(Data records)

========================

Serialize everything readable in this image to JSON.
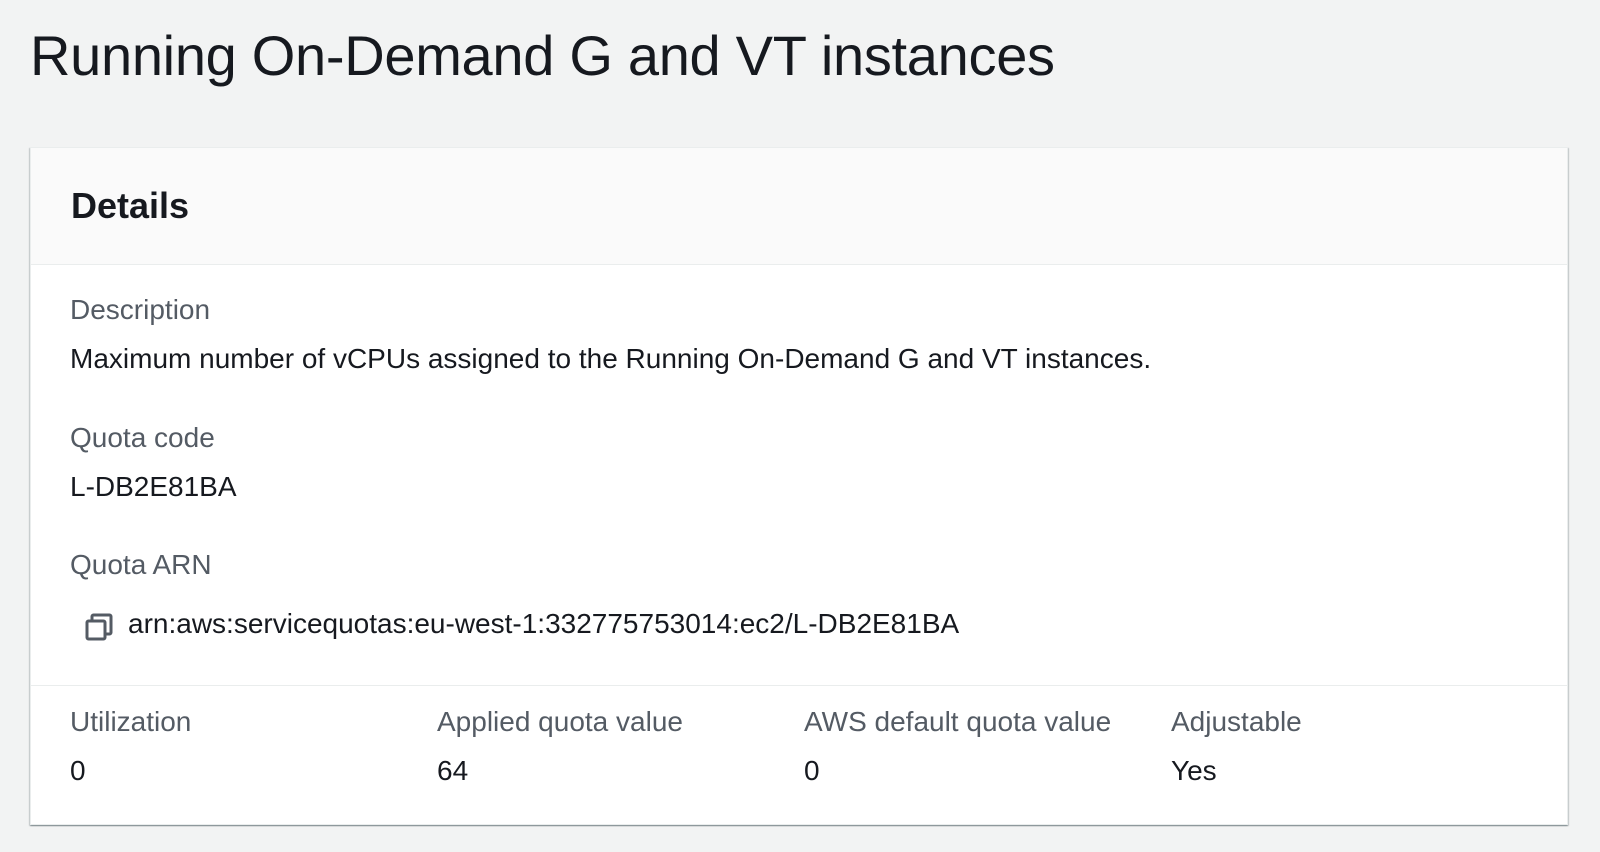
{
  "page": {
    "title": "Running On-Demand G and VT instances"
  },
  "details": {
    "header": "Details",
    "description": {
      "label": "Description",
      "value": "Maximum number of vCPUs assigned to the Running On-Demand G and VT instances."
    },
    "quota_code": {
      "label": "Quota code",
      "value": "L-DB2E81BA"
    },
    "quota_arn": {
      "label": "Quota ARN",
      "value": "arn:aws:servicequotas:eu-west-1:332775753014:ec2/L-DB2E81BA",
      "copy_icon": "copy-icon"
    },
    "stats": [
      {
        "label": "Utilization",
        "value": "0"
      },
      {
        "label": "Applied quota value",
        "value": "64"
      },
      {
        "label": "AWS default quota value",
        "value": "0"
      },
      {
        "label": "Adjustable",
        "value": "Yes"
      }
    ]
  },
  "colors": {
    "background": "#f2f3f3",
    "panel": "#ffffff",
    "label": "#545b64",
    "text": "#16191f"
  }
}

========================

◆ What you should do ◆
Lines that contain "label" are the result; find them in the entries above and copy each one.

◆ Written response ◆
      "label": "Description",
      "label": "Quota code",
      "label": "Quota ARN",
        "label": "Utilization",
        "label": "Applied quota value",
        "label": "AWS default quota value",
        "label": "Adjustable",
    "label": "#545b64",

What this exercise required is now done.